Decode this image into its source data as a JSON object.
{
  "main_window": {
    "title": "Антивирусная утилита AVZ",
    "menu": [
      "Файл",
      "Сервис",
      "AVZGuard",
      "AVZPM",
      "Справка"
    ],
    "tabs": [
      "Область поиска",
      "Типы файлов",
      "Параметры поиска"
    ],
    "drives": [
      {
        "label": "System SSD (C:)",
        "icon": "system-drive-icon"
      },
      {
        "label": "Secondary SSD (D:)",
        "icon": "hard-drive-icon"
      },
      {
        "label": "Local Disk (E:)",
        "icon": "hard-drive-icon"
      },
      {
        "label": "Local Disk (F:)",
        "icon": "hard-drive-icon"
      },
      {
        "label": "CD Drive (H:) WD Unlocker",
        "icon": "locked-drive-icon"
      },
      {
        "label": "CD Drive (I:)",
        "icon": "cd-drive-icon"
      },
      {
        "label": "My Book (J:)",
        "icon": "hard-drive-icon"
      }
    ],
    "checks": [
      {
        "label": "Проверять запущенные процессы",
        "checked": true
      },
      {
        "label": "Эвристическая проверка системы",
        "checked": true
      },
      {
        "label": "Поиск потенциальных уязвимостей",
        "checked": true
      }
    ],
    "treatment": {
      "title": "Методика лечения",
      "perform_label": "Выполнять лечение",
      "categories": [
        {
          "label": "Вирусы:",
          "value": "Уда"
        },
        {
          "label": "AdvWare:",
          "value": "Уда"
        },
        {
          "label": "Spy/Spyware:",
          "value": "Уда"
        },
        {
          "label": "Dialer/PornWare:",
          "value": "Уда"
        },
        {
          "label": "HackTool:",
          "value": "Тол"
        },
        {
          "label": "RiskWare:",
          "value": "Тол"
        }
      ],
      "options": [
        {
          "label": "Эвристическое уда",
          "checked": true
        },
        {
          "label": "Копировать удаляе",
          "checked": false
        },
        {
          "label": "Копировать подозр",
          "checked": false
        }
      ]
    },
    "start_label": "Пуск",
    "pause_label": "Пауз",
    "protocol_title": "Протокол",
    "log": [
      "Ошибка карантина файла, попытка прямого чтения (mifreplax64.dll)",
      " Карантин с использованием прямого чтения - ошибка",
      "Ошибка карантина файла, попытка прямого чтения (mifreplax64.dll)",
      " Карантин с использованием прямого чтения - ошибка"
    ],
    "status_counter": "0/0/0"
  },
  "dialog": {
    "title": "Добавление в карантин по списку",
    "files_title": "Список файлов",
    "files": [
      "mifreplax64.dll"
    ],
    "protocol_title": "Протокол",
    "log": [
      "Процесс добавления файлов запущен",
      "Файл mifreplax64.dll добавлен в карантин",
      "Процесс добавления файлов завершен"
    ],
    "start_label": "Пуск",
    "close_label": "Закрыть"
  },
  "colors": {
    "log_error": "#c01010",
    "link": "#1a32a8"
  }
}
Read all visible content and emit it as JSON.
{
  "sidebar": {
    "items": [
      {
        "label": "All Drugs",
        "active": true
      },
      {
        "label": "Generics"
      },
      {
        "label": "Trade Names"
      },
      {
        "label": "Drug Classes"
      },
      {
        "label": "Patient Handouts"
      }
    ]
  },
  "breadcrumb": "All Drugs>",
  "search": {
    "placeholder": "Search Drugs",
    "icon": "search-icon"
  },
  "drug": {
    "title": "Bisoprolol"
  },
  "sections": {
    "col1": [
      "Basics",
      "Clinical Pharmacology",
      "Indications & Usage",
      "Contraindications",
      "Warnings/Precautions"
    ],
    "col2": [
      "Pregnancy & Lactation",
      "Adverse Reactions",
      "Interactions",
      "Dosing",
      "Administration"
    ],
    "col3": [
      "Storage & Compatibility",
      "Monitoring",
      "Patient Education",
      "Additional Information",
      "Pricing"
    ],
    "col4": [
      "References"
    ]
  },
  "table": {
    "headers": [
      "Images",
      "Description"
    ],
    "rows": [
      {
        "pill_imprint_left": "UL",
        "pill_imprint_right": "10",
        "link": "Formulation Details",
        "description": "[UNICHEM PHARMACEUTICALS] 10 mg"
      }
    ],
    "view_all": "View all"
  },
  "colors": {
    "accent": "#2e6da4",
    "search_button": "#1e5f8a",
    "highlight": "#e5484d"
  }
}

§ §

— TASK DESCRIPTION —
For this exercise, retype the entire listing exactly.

— RESPONSE FOR THIS EXERCISE —
Decode this image into its source data as a JSON object.
{
  "main_window": {
    "title": "Антивирусная утилита AVZ",
    "menu": [
      "Файл",
      "Сервис",
      "AVZGuard",
      "AVZPM",
      "Справка"
    ],
    "tabs": [
      "Область поиска",
      "Типы файлов",
      "Параметры поиска"
    ],
    "drives": [
      {
        "label": "System SSD (C:)",
        "icon": "system-drive-icon"
      },
      {
        "label": "Secondary SSD (D:)",
        "icon": "hard-drive-icon"
      },
      {
        "label": "Local Disk (E:)",
        "icon": "hard-drive-icon"
      },
      {
        "label": "Local Disk (F:)",
        "icon": "hard-drive-icon"
      },
      {
        "label": "CD Drive (H:) WD Unlocker",
        "icon": "locked-drive-icon"
      },
      {
        "label": "CD Drive (I:)",
        "icon": "cd-drive-icon"
      },
      {
        "label": "My Book (J:)",
        "icon": "hard-drive-icon"
      }
    ],
    "checks": [
      {
        "label": "Проверять запущенные процессы",
        "checked": true
      },
      {
        "label": "Эвристическая проверка системы",
        "checked": true
      },
      {
        "label": "Поиск потенциальных уязвимостей",
        "checked": true
      }
    ],
    "treatment": {
      "title": "Методика лечения",
      "perform_label": "Выполнять лечение",
      "categories": [
        {
          "label": "Вирусы:",
          "value": "Уда"
        },
        {
          "label": "AdvWare:",
          "value": "Уда"
        },
        {
          "label": "Spy/Spyware:",
          "value": "Уда"
        },
        {
          "label": "Dialer/PornWare:",
          "value": "Уда"
        },
        {
          "label": "HackTool:",
          "value": "Тол"
        },
        {
          "label": "RiskWare:",
          "value": "Тол"
        }
      ],
      "options": [
        {
          "label": "Эвристическое уда",
          "checked": true
        },
        {
          "label": "Копировать удаляе",
          "checked": false
        },
        {
          "label": "Копировать подозр",
          "checked": false
        }
      ]
    },
    "start_label": "Пуск",
    "pause_label": "Пауз",
    "protocol_title": "Протокол",
    "log": [
      "Ошибка карантина файла, попытка прямого чтения (mifreplax64.dll)",
      " Карантин с использованием прямого чтения - ошибка",
      "Ошибка карантина файла, попытка прямого чтения (mifreplax64.dll)",
      " Карантин с использованием прямого чтения - ошибка"
    ],
    "status_counter": "0/0/0"
  },
  "dialog": {
    "title": "Добавление в карантин по списку",
    "files_title": "Список файлов",
    "files": [
      "mifreplax64.dll"
    ],
    "protocol_title": "Протокол",
    "log": [
      "Процесс добавления файлов запущен",
      "Файл mifreplax64.dll добавлен в карантин",
      "Процесс добавления файлов завершен"
    ],
    "start_label": "Пуск",
    "close_label": "Закрыть"
  },
  "colors": {
    "log_error": "#c01010",
    "link": "#1a32a8"
  }
}
Read all visible content and emit it as JSON.
{
  "sidebar": {
    "items": [
      {
        "label": "All Drugs",
        "active": true
      },
      {
        "label": "Generics"
      },
      {
        "label": "Trade Names"
      },
      {
        "label": "Drug Classes"
      },
      {
        "label": "Patient Handouts"
      }
    ]
  },
  "breadcrumb": "All Drugs>",
  "search": {
    "placeholder": "Search Drugs",
    "icon": "search-icon"
  },
  "drug": {
    "title": "Bisoprolol"
  },
  "sections": {
    "col1": [
      "Basics",
      "Clinical Pharmacology",
      "Indications & Usage",
      "Contraindications",
      "Warnings/Precautions"
    ],
    "col2": [
      "Pregnancy & Lactation",
      "Adverse Reactions",
      "Interactions",
      "Dosing",
      "Administration"
    ],
    "col3": [
      "Storage & Compatibility",
      "Monitoring",
      "Patient Education",
      "Additional Information",
      "Pricing"
    ],
    "col4": [
      "References"
    ]
  },
  "table": {
    "headers": [
      "Images",
      "Description"
    ],
    "rows": [
      {
        "pill_imprint_left": "UL",
        "pill_imprint_right": "10",
        "link": "Formulation Details",
        "description": "[UNICHEM PHARMACEUTICALS] 10 mg"
      }
    ],
    "view_all": "View all"
  },
  "colors": {
    "accent": "#2e6da4",
    "search_button": "#1e5f8a",
    "highlight": "#e5484d"
  }
}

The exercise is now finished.